This spirited approach to collaboration extends not only into her musical partnerships in small ensembles, but also with theater, acting and movement. “Transverse Plane Vertical” and “Transverse Plane Horizontal” were written specifically for the NYC-based theater group SITI Company, a traveling troupe of actors that set up shop at theater festivals, universities and summer programs for plays, to help actors with projecting and moving live on stage. “These actor exercises were created by the co-founder, Tadashi Suzuki.” She says as she describes the intense workout that the actors must experience during the exercises while her music guides the movement. “They derive from Japanese culture and martial arts. It’s a way to get the person to become familiar with the weaknesses in their body and to strengthen them to be ready at all times to speak on stage. The first half of it is just stomping around, feet to the floor. Then in the middle section everyone drops on a musical cue, and you have to remain perfectly still until one person has begun to rise off of the floor. This can be 12 to 40 actors. They rise to the front of the stage and have to be in tune with each to form a single line. And you wouldn’t believe how taxing these exercises can be. I’ve done them. A lot of people have trouble maintaining concentration. It’s a really profound thing to watch. And that’s what the music is for.”

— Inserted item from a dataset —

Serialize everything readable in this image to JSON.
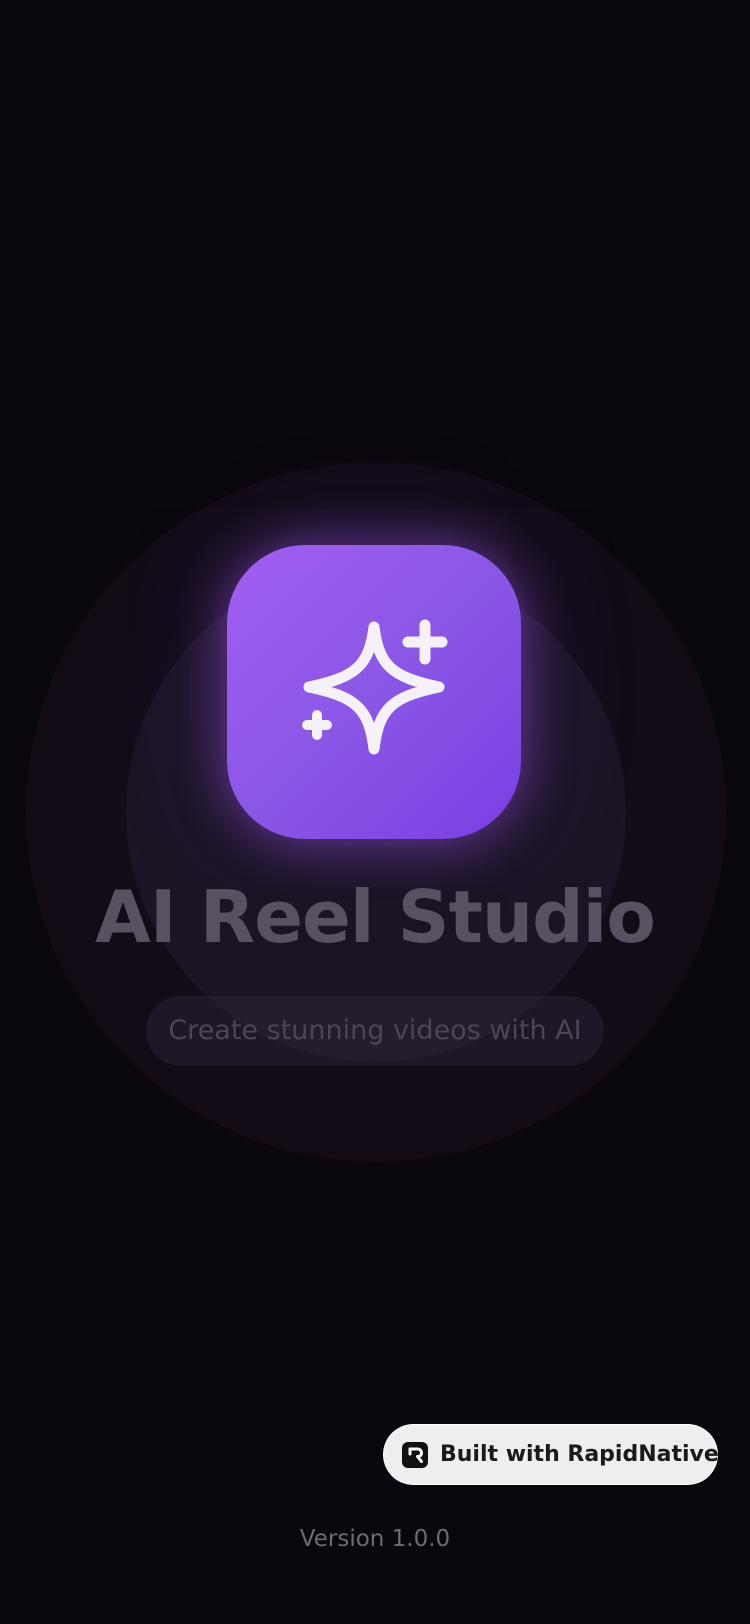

I explain to her how these sharp peaks and deep lows have the effect of listening to music on shuffle. At one point I while listening to The Clearing I thought that John Coltrane’s masterpiece A Love Supreme had come on the speakers but no, it was still her album. Whether solo or ensemble, Grimes’ songs are like a thread of communication carrying a transmission of sorts to your mind carving out visuals and setting a mood. “Yes. And I’m learning more everyday how visual my aesthetic sphere is. I’m a musician, so I seemingly express most of my experiences through sound. But there is a lot of visual woven into what I play,” she says. The best example of this on the album has to be “The Herald,” a behemoth of a song that traverses musical forms, contains a killer sax solo, and sets the template for her new musical direction. The title track, “The Clearing,” combines the sublime playing style on Book of Leaves with her creative use of an ensemble performance. “I felt like it really does ask a lot of listeners to go there right away. It means you’re in the journey and once you’ve gone through that piece anything can happen. I didn’t have that piece right at the top of the record originally and now I think it was a great idea. I used to have ‘Further Foundation’ closer to the beginning. More of like ‘hey, welcome to this world.’ But actually it functions better like a recollection.”